## TASK INSTRUCTIONS
Each entry is to be restated word for word, with nothing omitted.

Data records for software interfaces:
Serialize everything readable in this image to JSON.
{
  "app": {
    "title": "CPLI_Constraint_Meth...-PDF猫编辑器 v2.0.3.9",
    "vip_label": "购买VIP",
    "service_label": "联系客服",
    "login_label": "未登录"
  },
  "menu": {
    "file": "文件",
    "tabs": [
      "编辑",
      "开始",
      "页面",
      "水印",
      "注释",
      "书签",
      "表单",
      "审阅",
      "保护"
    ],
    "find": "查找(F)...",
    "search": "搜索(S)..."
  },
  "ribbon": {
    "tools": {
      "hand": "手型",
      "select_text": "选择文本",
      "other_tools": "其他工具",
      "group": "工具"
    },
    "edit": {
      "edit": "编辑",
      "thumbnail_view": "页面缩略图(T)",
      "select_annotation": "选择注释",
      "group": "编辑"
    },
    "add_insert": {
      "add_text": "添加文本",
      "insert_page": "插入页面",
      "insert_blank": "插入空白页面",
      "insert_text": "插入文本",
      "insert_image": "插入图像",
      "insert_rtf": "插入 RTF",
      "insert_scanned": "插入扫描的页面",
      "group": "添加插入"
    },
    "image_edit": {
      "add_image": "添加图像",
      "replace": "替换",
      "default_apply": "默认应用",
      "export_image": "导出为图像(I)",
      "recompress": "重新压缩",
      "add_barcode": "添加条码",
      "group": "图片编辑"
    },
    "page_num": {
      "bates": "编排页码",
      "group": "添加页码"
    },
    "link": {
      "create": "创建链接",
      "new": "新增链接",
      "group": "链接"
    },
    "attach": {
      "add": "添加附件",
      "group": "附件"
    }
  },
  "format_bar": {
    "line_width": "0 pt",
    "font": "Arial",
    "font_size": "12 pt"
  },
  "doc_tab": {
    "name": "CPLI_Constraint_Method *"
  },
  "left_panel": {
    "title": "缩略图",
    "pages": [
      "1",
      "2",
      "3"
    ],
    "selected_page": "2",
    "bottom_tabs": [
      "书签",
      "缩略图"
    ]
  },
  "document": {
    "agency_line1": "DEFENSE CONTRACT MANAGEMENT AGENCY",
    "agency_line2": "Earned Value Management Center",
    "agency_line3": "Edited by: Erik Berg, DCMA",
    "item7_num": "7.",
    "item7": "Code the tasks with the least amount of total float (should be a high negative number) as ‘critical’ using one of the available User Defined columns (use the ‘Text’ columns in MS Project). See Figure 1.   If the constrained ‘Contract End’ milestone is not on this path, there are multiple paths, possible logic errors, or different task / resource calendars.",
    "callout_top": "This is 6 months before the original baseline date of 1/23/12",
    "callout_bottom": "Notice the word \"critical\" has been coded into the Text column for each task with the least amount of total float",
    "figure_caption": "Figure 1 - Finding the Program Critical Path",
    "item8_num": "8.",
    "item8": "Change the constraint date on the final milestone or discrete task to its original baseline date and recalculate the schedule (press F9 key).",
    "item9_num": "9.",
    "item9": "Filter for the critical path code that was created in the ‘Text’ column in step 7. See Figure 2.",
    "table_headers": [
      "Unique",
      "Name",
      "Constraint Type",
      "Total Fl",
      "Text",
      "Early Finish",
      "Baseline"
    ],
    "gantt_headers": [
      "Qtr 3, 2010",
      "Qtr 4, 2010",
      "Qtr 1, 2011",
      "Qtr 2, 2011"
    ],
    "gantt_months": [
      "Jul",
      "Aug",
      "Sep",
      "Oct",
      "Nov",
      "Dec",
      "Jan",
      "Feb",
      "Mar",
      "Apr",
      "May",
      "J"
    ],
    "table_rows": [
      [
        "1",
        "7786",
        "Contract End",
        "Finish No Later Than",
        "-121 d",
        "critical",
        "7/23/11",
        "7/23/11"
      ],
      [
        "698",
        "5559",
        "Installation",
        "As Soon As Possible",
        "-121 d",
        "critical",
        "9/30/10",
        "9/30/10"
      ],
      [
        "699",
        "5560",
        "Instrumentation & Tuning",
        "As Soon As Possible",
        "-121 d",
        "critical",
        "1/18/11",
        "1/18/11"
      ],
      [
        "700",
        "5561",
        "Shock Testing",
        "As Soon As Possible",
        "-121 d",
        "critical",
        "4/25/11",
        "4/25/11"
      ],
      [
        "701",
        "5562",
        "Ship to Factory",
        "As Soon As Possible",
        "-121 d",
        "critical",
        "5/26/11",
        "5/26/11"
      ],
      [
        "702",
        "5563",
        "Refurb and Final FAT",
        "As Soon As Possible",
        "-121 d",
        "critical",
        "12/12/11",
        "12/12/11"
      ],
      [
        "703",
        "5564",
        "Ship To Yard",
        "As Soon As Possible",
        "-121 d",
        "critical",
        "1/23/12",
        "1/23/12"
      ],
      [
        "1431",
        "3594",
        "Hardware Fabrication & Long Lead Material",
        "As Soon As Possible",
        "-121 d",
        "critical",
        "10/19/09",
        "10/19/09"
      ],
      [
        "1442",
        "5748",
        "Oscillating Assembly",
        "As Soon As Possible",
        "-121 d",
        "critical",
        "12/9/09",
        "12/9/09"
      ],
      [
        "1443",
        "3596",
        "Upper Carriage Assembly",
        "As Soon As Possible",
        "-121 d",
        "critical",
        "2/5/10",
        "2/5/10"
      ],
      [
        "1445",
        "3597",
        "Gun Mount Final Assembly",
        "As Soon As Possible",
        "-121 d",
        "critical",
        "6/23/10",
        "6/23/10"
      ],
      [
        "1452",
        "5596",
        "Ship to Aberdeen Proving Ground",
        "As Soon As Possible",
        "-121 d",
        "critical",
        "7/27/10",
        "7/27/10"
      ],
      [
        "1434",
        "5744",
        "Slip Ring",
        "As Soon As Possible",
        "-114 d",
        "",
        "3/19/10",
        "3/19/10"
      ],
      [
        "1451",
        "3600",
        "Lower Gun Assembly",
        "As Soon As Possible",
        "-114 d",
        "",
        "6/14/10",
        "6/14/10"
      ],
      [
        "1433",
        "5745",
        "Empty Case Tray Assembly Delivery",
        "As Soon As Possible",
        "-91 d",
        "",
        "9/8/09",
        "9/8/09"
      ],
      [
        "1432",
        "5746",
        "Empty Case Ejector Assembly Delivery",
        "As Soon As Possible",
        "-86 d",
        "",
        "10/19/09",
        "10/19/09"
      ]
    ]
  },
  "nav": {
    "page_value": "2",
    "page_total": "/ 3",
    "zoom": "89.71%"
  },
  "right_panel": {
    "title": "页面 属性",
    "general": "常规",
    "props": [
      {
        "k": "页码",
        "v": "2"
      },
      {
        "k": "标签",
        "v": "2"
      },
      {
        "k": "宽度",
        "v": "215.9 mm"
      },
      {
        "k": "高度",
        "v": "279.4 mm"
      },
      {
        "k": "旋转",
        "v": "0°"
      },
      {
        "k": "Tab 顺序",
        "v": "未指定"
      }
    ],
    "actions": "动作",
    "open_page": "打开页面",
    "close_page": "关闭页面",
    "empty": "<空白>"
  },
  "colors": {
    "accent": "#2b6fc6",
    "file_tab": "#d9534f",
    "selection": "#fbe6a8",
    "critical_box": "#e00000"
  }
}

## EXERCISE ANSWER
Serialize everything readable in this image to JSON.
{
  "app": {
    "title": "CPLI_Constraint_Meth...-PDF猫编辑器 v2.0.3.9",
    "vip_label": "购买VIP",
    "service_label": "联系客服",
    "login_label": "未登录"
  },
  "menu": {
    "file": "文件",
    "tabs": [
      "编辑",
      "开始",
      "页面",
      "水印",
      "注释",
      "书签",
      "表单",
      "审阅",
      "保护"
    ],
    "find": "查找(F)...",
    "search": "搜索(S)..."
  },
  "ribbon": {
    "tools": {
      "hand": "手型",
      "select_text": "选择文本",
      "other_tools": "其他工具",
      "group": "工具"
    },
    "edit": {
      "edit": "编辑",
      "thumbnail_view": "页面缩略图(T)",
      "select_annotation": "选择注释",
      "group": "编辑"
    },
    "add_insert": {
      "add_text": "添加文本",
      "insert_page": "插入页面",
      "insert_blank": "插入空白页面",
      "insert_text": "插入文本",
      "insert_image": "插入图像",
      "insert_rtf": "插入 RTF",
      "insert_scanned": "插入扫描的页面",
      "group": "添加插入"
    },
    "image_edit": {
      "add_image": "添加图像",
      "replace": "替换",
      "default_apply": "默认应用",
      "export_image": "导出为图像(I)",
      "recompress": "重新压缩",
      "add_barcode": "添加条码",
      "group": "图片编辑"
    },
    "page_num": {
      "bates": "编排页码",
      "group": "添加页码"
    },
    "link": {
      "create": "创建链接",
      "new": "新增链接",
      "group": "链接"
    },
    "attach": {
      "add": "添加附件",
      "group": "附件"
    }
  },
  "format_bar": {
    "line_width": "0 pt",
    "font": "Arial",
    "font_size": "12 pt"
  },
  "doc_tab": {
    "name": "CPLI_Constraint_Method *"
  },
  "left_panel": {
    "title": "缩略图",
    "pages": [
      "1",
      "2",
      "3"
    ],
    "selected_page": "2",
    "bottom_tabs": [
      "书签",
      "缩略图"
    ]
  },
  "document": {
    "agency_line1": "DEFENSE CONTRACT MANAGEMENT AGENCY",
    "agency_line2": "Earned Value Management Center",
    "agency_line3": "Edited by: Erik Berg, DCMA",
    "item7_num": "7.",
    "item7": "Code the tasks with the least amount of total float (should be a high negative number) as ‘critical’ using one of the available User Defined columns (use the ‘Text’ columns in MS Project). See Figure 1.   If the constrained ‘Contract End’ milestone is not on this path, there are multiple paths, possible logic errors, or different task / resource calendars.",
    "callout_top": "This is 6 months before the original baseline date of 1/23/12",
    "callout_bottom": "Notice the word \"critical\" has been coded into the Text column for each task with the least amount of total float",
    "figure_caption": "Figure 1 - Finding the Program Critical Path",
    "item8_num": "8.",
    "item8": "Change the constraint date on the final milestone or discrete task to its original baseline date and recalculate the schedule (press F9 key).",
    "item9_num": "9.",
    "item9": "Filter for the critical path code that was created in the ‘Text’ column in step 7. See Figure 2.",
    "table_headers": [
      "Unique",
      "Name",
      "Constraint Type",
      "Total Fl",
      "Text",
      "Early Finish",
      "Baseline"
    ],
    "gantt_headers": [
      "Qtr 3, 2010",
      "Qtr 4, 2010",
      "Qtr 1, 2011",
      "Qtr 2, 2011"
    ],
    "gantt_months": [
      "Jul",
      "Aug",
      "Sep",
      "Oct",
      "Nov",
      "Dec",
      "Jan",
      "Feb",
      "Mar",
      "Apr",
      "May",
      "J"
    ],
    "table_rows": [
      [
        "1",
        "7786",
        "Contract End",
        "Finish No Later Than",
        "-121 d",
        "critical",
        "7/23/11",
        "7/23/11"
      ],
      [
        "698",
        "5559",
        "Installation",
        "As Soon As Possible",
        "-121 d",
        "critical",
        "9/30/10",
        "9/30/10"
      ],
      [
        "699",
        "5560",
        "Instrumentation & Tuning",
        "As Soon As Possible",
        "-121 d",
        "critical",
        "1/18/11",
        "1/18/11"
      ],
      [
        "700",
        "5561",
        "Shock Testing",
        "As Soon As Possible",
        "-121 d",
        "critical",
        "4/25/11",
        "4/25/11"
      ],
      [
        "701",
        "5562",
        "Ship to Factory",
        "As Soon As Possible",
        "-121 d",
        "critical",
        "5/26/11",
        "5/26/11"
      ],
      [
        "702",
        "5563",
        "Refurb and Final FAT",
        "As Soon As Possible",
        "-121 d",
        "critical",
        "12/12/11",
        "12/12/11"
      ],
      [
        "703",
        "5564",
        "Ship To Yard",
        "As Soon As Possible",
        "-121 d",
        "critical",
        "1/23/12",
        "1/23/12"
      ],
      [
        "1431",
        "3594",
        "Hardware Fabrication & Long Lead Material",
        "As Soon As Possible",
        "-121 d",
        "critical",
        "10/19/09",
        "10/19/09"
      ],
      [
        "1442",
        "5748",
        "Oscillating Assembly",
        "As Soon As Possible",
        "-121 d",
        "critical",
        "12/9/09",
        "12/9/09"
      ],
      [
        "1443",
        "3596",
        "Upper Carriage Assembly",
        "As Soon As Possible",
        "-121 d",
        "critical",
        "2/5/10",
        "2/5/10"
      ],
      [
        "1445",
        "3597",
        "Gun Mount Final Assembly",
        "As Soon As Possible",
        "-121 d",
        "critical",
        "6/23/10",
        "6/23/10"
      ],
      [
        "1452",
        "5596",
        "Ship to Aberdeen Proving Ground",
        "As Soon As Possible",
        "-121 d",
        "critical",
        "7/27/10",
        "7/27/10"
      ],
      [
        "1434",
        "5744",
        "Slip Ring",
        "As Soon As Possible",
        "-114 d",
        "",
        "3/19/10",
        "3/19/10"
      ],
      [
        "1451",
        "3600",
        "Lower Gun Assembly",
        "As Soon As Possible",
        "-114 d",
        "",
        "6/14/10",
        "6/14/10"
      ],
      [
        "1433",
        "5745",
        "Empty Case Tray Assembly Delivery",
        "As Soon As Possible",
        "-91 d",
        "",
        "9/8/09",
        "9/8/09"
      ],
      [
        "1432",
        "5746",
        "Empty Case Ejector Assembly Delivery",
        "As Soon As Possible",
        "-86 d",
        "",
        "10/19/09",
        "10/19/09"
      ]
    ]
  },
  "nav": {
    "page_value": "2",
    "page_total": "/ 3",
    "zoom": "89.71%"
  },
  "right_panel": {
    "title": "页面 属性",
    "general": "常规",
    "props": [
      {
        "k": "页码",
        "v": "2"
      },
      {
        "k": "标签",
        "v": "2"
      },
      {
        "k": "宽度",
        "v": "215.9 mm"
      },
      {
        "k": "高度",
        "v": "279.4 mm"
      },
      {
        "k": "旋转",
        "v": "0°"
      },
      {
        "k": "Tab 顺序",
        "v": "未指定"
      }
    ],
    "actions": "动作",
    "open_page": "打开页面",
    "close_page": "关闭页面",
    "empty": "<空白>"
  },
  "colors": {
    "accent": "#2b6fc6",
    "file_tab": "#d9534f",
    "selection": "#fbe6a8",
    "critical_box": "#e00000"
  }
}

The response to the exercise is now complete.